EXERCISE GOAL:
Please print the entries exactly, omitting each image.

PROVIDED RECORDS:
=-=-=
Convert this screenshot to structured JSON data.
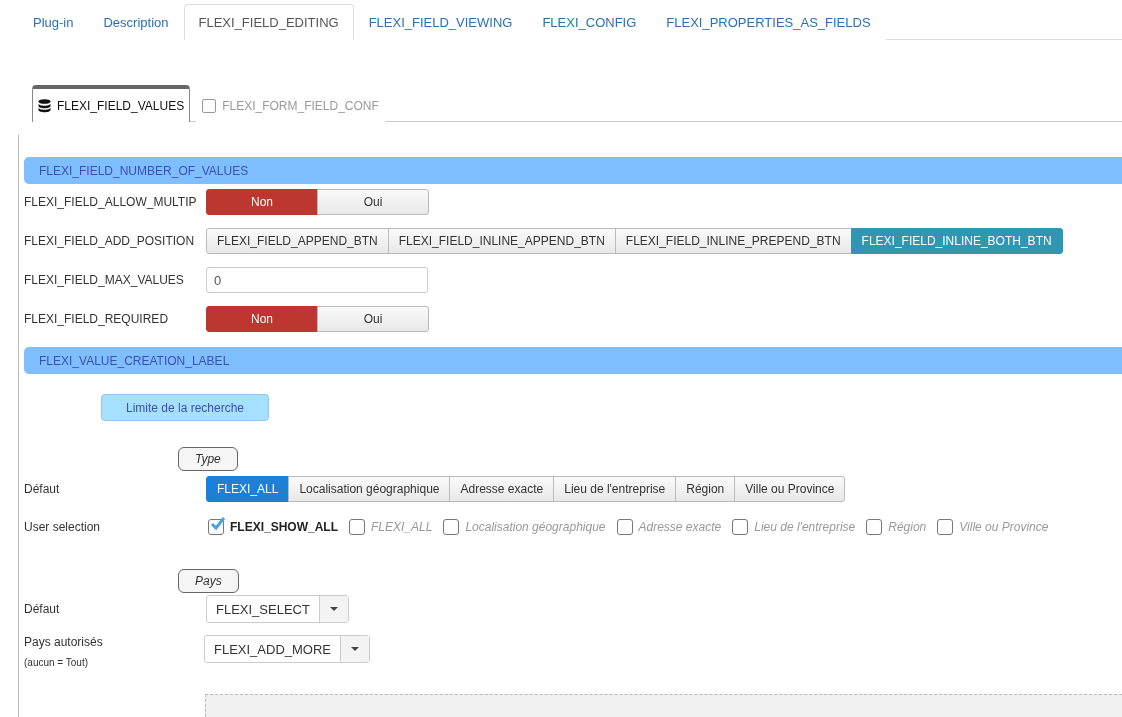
{
  "tabs": [
    {
      "label": "Plug-in",
      "selected": false
    },
    {
      "label": "Description",
      "selected": false
    },
    {
      "label": "FLEXI_FIELD_EDITING",
      "selected": true
    },
    {
      "label": "FLEXI_FIELD_VIEWING",
      "selected": false
    },
    {
      "label": "FLEXI_CONFIG",
      "selected": false
    },
    {
      "label": "FLEXI_PROPERTIES_AS_FIELDS",
      "selected": false
    }
  ],
  "subtabs": [
    {
      "label": "FLEXI_FIELD_VALUES",
      "kind": "database",
      "selected": true
    },
    {
      "label": "FLEXI_FORM_FIELD_CONF",
      "kind": "square",
      "selected": false
    }
  ],
  "sections": [
    {
      "title": "FLEXI_FIELD_NUMBER_OF_VALUES",
      "fields": [
        {
          "kind": "toggle",
          "label": "FLEXI_FIELD_ALLOW_MULTIP",
          "options": [
            {
              "label": "Non",
              "selected": true
            },
            {
              "label": "Oui",
              "selected": false
            }
          ]
        },
        {
          "kind": "button_group",
          "label": "FLEXI_FIELD_ADD_POSITION",
          "options": [
            {
              "label": "FLEXI_FIELD_APPEND_BTN",
              "selected": false
            },
            {
              "label": "FLEXI_FIELD_INLINE_APPEND_BTN",
              "selected": false
            },
            {
              "label": "FLEXI_FIELD_INLINE_PREPEND_BTN",
              "selected": false
            },
            {
              "label": "FLEXI_FIELD_INLINE_BOTH_BTN",
              "selected": true
            }
          ]
        },
        {
          "kind": "text",
          "label": "FLEXI_FIELD_MAX_VALUES",
          "value": "0"
        },
        {
          "kind": "toggle",
          "label": "FLEXI_FIELD_REQUIRED",
          "options": [
            {
              "label": "Non",
              "selected": true
            },
            {
              "label": "Oui",
              "selected": false
            }
          ]
        }
      ]
    },
    {
      "title": "FLEXI_VALUE_CREATION_LABEL",
      "button": "Limite de la recherche",
      "groups": [
        {
          "legend": "Type",
          "fields": [
            {
              "kind": "filter_group",
              "label": "Défaut",
              "options": [
                {
                  "label": "FLEXI_ALL",
                  "selected": true
                },
                {
                  "label": "Localisation géographique",
                  "selected": false
                },
                {
                  "label": "Adresse exacte",
                  "selected": false
                },
                {
                  "label": "Lieu de l'entreprise",
                  "selected": false
                },
                {
                  "label": "Région",
                  "selected": false
                },
                {
                  "label": "Ville ou Province",
                  "selected": false
                }
              ]
            },
            {
              "kind": "checkboxes",
              "label": "User selection",
              "options": [
                {
                  "label": "FLEXI_SHOW_ALL",
                  "checked": true
                },
                {
                  "label": "FLEXI_ALL",
                  "checked": false
                },
                {
                  "label": "Localisation géographique",
                  "checked": false
                },
                {
                  "label": "Adresse exacte",
                  "checked": false
                },
                {
                  "label": "Lieu de l'entreprise",
                  "checked": false
                },
                {
                  "label": "Région",
                  "checked": false
                },
                {
                  "label": "Ville ou Province",
                  "checked": false
                }
              ]
            }
          ]
        },
        {
          "legend": "Pays",
          "fields": [
            {
              "kind": "select",
              "label": "Défaut",
              "value": "FLEXI_SELECT"
            },
            {
              "kind": "select",
              "label": "Pays autorisés",
              "note": "(aucun = Tout)",
              "value": "FLEXI_ADD_MORE"
            }
          ]
        }
      ]
    }
  ]
}
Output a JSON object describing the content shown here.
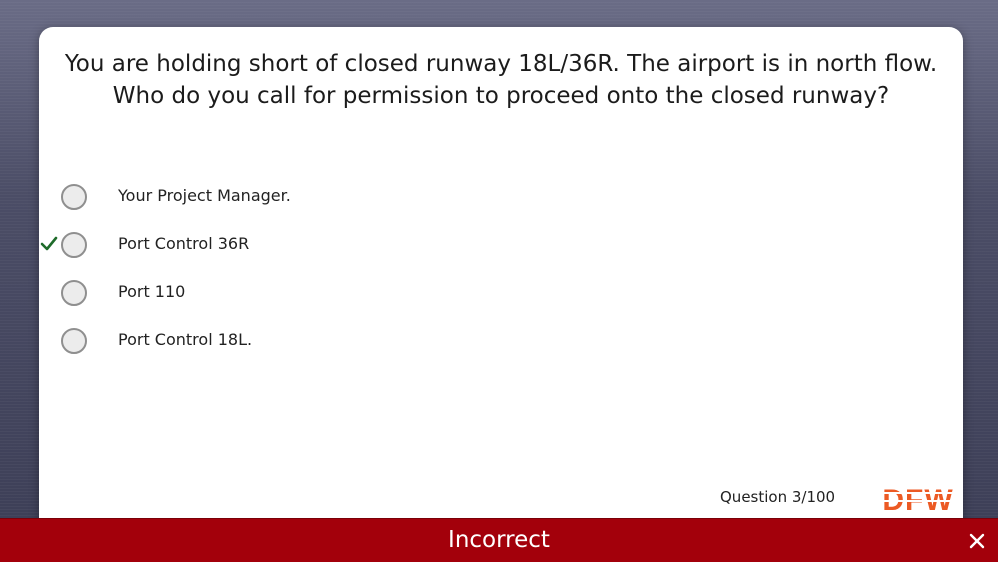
{
  "quiz": {
    "question_text": "You are holding short of closed runway 18L/36R.  The airport is in north flow.  Who do you call for permission to proceed onto the closed runway?",
    "options": [
      {
        "label": "Your Project Manager.",
        "selected": false,
        "correct": false
      },
      {
        "label": "Port Control 36R",
        "selected": false,
        "correct": true
      },
      {
        "label": "Port 110",
        "selected": false,
        "correct": false
      },
      {
        "label": "Port Control 18L.",
        "selected": false,
        "correct": false
      }
    ],
    "progress_text": "Question 3/100"
  },
  "brand": {
    "logo_text": "DFW",
    "logo_color": "#ec5a24"
  },
  "feedback": {
    "status_text": "Incorrect",
    "bar_color": "#a3000b"
  },
  "icons": {
    "correct_marker": "checkmark-icon",
    "close": "close-icon"
  },
  "colors": {
    "check_green": "#1e6b2a",
    "background": "#4b4d66"
  }
}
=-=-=
SOLUTION FOR THIS PROBLEM:
Convert this screenshot to structured JSON data.
{
  "tabs": [
    {
      "label": "Plug-in",
      "selected": false
    },
    {
      "label": "Description",
      "selected": false
    },
    {
      "label": "FLEXI_FIELD_EDITING",
      "selected": true
    },
    {
      "label": "FLEXI_FIELD_VIEWING",
      "selected": false
    },
    {
      "label": "FLEXI_CONFIG",
      "selected": false
    },
    {
      "label": "FLEXI_PROPERTIES_AS_FIELDS",
      "selected": false
    }
  ],
  "subtabs": [
    {
      "label": "FLEXI_FIELD_VALUES",
      "kind": "database",
      "selected": true
    },
    {
      "label": "FLEXI_FORM_FIELD_CONF",
      "kind": "square",
      "selected": false
    }
  ],
  "sections": [
    {
      "title": "FLEXI_FIELD_NUMBER_OF_VALUES",
      "fields": [
        {
          "kind": "toggle",
          "label": "FLEXI_FIELD_ALLOW_MULTIP",
          "options": [
            {
              "label": "Non",
              "selected": true
            },
            {
              "label": "Oui",
              "selected": false
            }
          ]
        },
        {
          "kind": "button_group",
          "label": "FLEXI_FIELD_ADD_POSITION",
          "options": [
            {
              "label": "FLEXI_FIELD_APPEND_BTN",
              "selected": false
            },
            {
              "label": "FLEXI_FIELD_INLINE_APPEND_BTN",
              "selected": false
            },
            {
              "label": "FLEXI_FIELD_INLINE_PREPEND_BTN",
              "selected": false
            },
            {
              "label": "FLEXI_FIELD_INLINE_BOTH_BTN",
              "selected": true
            }
          ]
        },
        {
          "kind": "text",
          "label": "FLEXI_FIELD_MAX_VALUES",
          "value": "0"
        },
        {
          "kind": "toggle",
          "label": "FLEXI_FIELD_REQUIRED",
          "options": [
            {
              "label": "Non",
              "selected": true
            },
            {
              "label": "Oui",
              "selected": false
            }
          ]
        }
      ]
    },
    {
      "title": "FLEXI_VALUE_CREATION_LABEL",
      "button": "Limite de la recherche",
      "groups": [
        {
          "legend": "Type",
          "fields": [
            {
              "kind": "filter_group",
              "label": "Défaut",
              "options": [
                {
                  "label": "FLEXI_ALL",
                  "selected": true
                },
                {
                  "label": "Localisation géographique",
                  "selected": false
                },
                {
                  "label": "Adresse exacte",
                  "selected": false
                },
                {
                  "label": "Lieu de l'entreprise",
                  "selected": false
                },
                {
                  "label": "Région",
                  "selected": false
                },
                {
                  "label": "Ville ou Province",
                  "selected": false
                }
              ]
            },
            {
              "kind": "checkboxes",
              "label": "User selection",
              "options": [
                {
                  "label": "FLEXI_SHOW_ALL",
                  "checked": true
                },
                {
                  "label": "FLEXI_ALL",
                  "checked": false
                },
                {
                  "label": "Localisation géographique",
                  "checked": false
                },
                {
                  "label": "Adresse exacte",
                  "checked": false
                },
                {
                  "label": "Lieu de l'entreprise",
                  "checked": false
                },
                {
                  "label": "Région",
                  "checked": false
                },
                {
                  "label": "Ville ou Province",
                  "checked": false
                }
              ]
            }
          ]
        },
        {
          "legend": "Pays",
          "fields": [
            {
              "kind": "select",
              "label": "Défaut",
              "value": "FLEXI_SELECT"
            },
            {
              "kind": "select",
              "label": "Pays autorisés",
              "note": "(aucun = Tout)",
              "value": "FLEXI_ADD_MORE"
            }
          ]
        }
      ]
    }
  ]
}
Output a JSON object describing the content shown here.
{
  "quiz": {
    "question_text": "You are holding short of closed runway 18L/36R.  The airport is in north flow.  Who do you call for permission to proceed onto the closed runway?",
    "options": [
      {
        "label": "Your Project Manager.",
        "selected": false,
        "correct": false
      },
      {
        "label": "Port Control 36R",
        "selected": false,
        "correct": true
      },
      {
        "label": "Port 110",
        "selected": false,
        "correct": false
      },
      {
        "label": "Port Control 18L.",
        "selected": false,
        "correct": false
      }
    ],
    "progress_text": "Question 3/100"
  },
  "brand": {
    "logo_text": "DFW",
    "logo_color": "#ec5a24"
  },
  "feedback": {
    "status_text": "Incorrect",
    "bar_color": "#a3000b"
  },
  "icons": {
    "correct_marker": "checkmark-icon",
    "close": "close-icon"
  },
  "colors": {
    "check_green": "#1e6b2a",
    "background": "#4b4d66"
  }
}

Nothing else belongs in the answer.